Blue Jays avoid arbitration with Guerrero Jr., Chapman, Hernandez with last-minute deals
DUNEDIN, FLA.—When the Blue Jays traded for third baseman Matt Chapman last week, they knew they were going to have him for at least the next two years. Now they know what he’s going to cost them.
Chapman and the Jays beat Tuesday’s deadline to exchange arbitration numbers by agreeing to a two-year contract worth $25 million (U.S.). That means no arbitration hearing this year and no need to worry about it next year, either. The Jays don’t gain any years of control with this contract, and Chapman doesn’t lose any.
The 28-year-old was set to earn somewhere in the neighbourhood of $9.5 million this season through arbitration, with a raise due next season if he has his typical huge defence/solid power type of year.
Signing this contract now guarantees Chapman that healthy raise, even if he doesn’t bounce back from a 2021 season in which his OPS declined for a third straight year.
Chapman’s reward for the new contract was to get spiked by Ender Inciarte as the Yankees’ base runner was caught stealing third base in the top of the fourth inning. He left the game bleeding from his left forearm, but didn’t require any stitches.
The Jays also announced late Tuesday they had reached a one-year deal with Vladimir Guerrero Jr. for $7.9 million.
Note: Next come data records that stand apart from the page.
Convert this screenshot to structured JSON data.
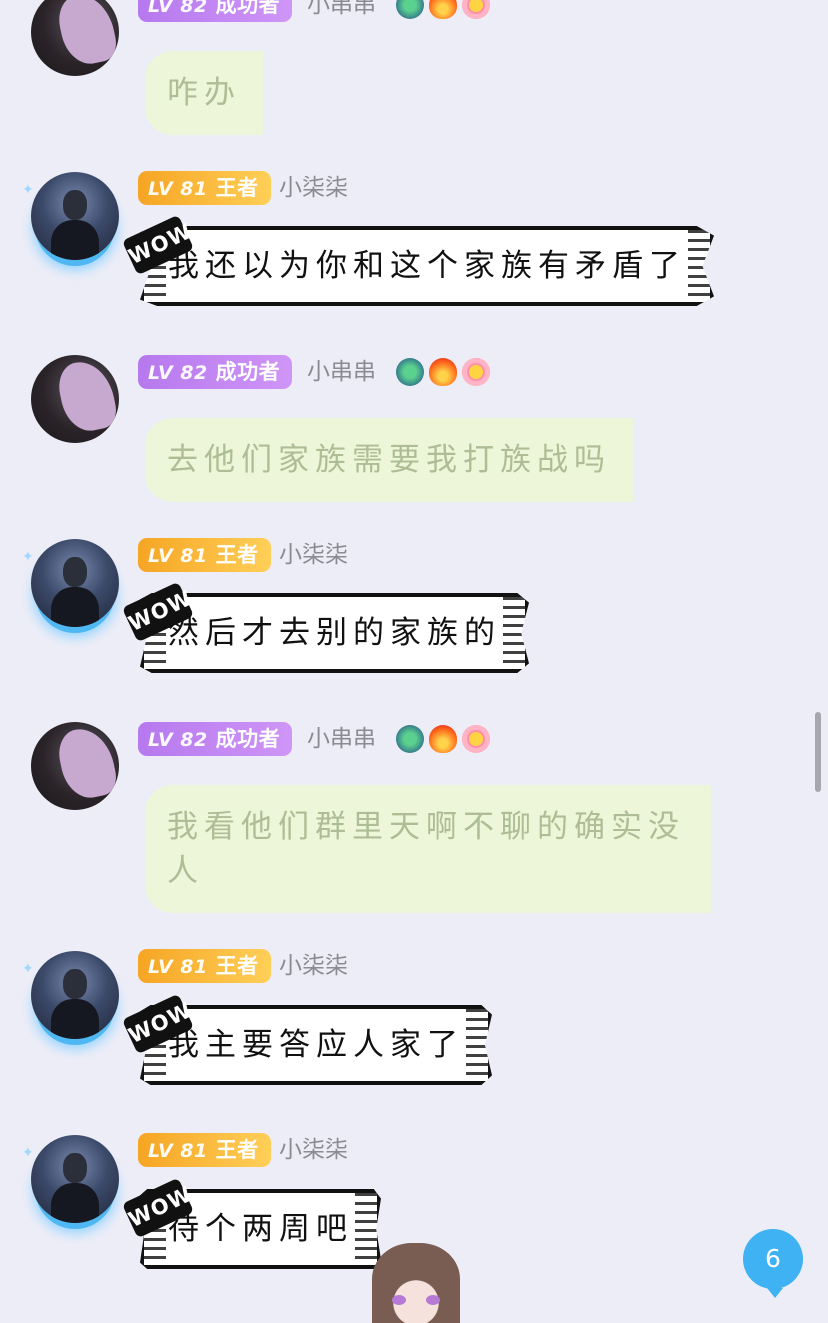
{
  "users": {
    "a": {
      "badge_lv": "LV 82",
      "badge_title": "成功者",
      "name": "小串串",
      "emojis": [
        "dragon-icon",
        "fire-icon",
        "smile-icon"
      ]
    },
    "b": {
      "badge_lv": "LV 81",
      "badge_title": "王者",
      "name": "小柒柒"
    }
  },
  "messages": [
    {
      "text": "咋办"
    },
    {
      "text": "我还以为你和这个家族有矛盾了"
    },
    {
      "text": "去他们家族需要我打族战吗"
    },
    {
      "text": "然后才去别的家族的"
    },
    {
      "text": "我看他们群里天啊不聊的确实没人"
    },
    {
      "text": "我主要答应人家了"
    },
    {
      "text": "待个两周吧"
    }
  ],
  "comic_tag": "WOW",
  "unread_count": "6",
  "colors": {
    "bg": "#ededf7",
    "green_bubble": "#eef6d9",
    "purple_badge": "#b679ee",
    "gold_badge": "#f6a524",
    "unread": "#3eb2f3"
  }
}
Teoscar Hernandez, who is day-to-day with a sore wrist suffered diving for a ball in practice last week, also avoided arbitration. The outfielder, who slugged 32 home runs last season and led the team with 116 RBIs, agreed to a one-year contract worth $10.65 million.
The Jays have also agreed to one-year contracts with the remainder of their arbitration-eligible players, including Cavan Biggio, Ryan Borucki, Adam Cimber, Danny Jansen, Tim Mayza, Trevor Richards, Ross Stripling and Trent Thornton.
Press one for fastball
In the sixth inning of Tuesday’s 9-2 win over the Bronx Bombers, Jays’ catcher Danny Jansen didn’t put any signs down for pitcher Trevor Richards.
Instead, Jansen wore a wristband onto which he could press a button that sent a signal to an earpiece Richards was wearing, through which the pitcher heard which pitch to throw.
“It’s just a weird thing,” said Jansen of the new technology. “I think using it today, I didn’t mind it way more than I thought I would. At first, I was kind of skeptical about it. It’s kind of a big change, but there were definitely some benefits to it.”
One of the bigger things to get used to is all the extra time the pitcher has, since he can hear the pitch selection even before the batter steps into the box.
“(Pitchers are) so used to looking at the signs and having focus there instead of already knowing it and (not having to) look there,” explained Jansen. “Then it’s just kind of looking … anywhere … instead of honing in on the hands and the signs.”
Richards attempted to compensate for that by still looking in at Jansen and nodding his head as though the catcher was putting a sign down.
The pitch call is not only audible in the pitcher’s ear, but in the dugout, as well.
“That’s funny, because you can always say ‘No, no, no, don’t throw that pitch,’” joked manager Charlie Montoyo after the game.
Springer in his step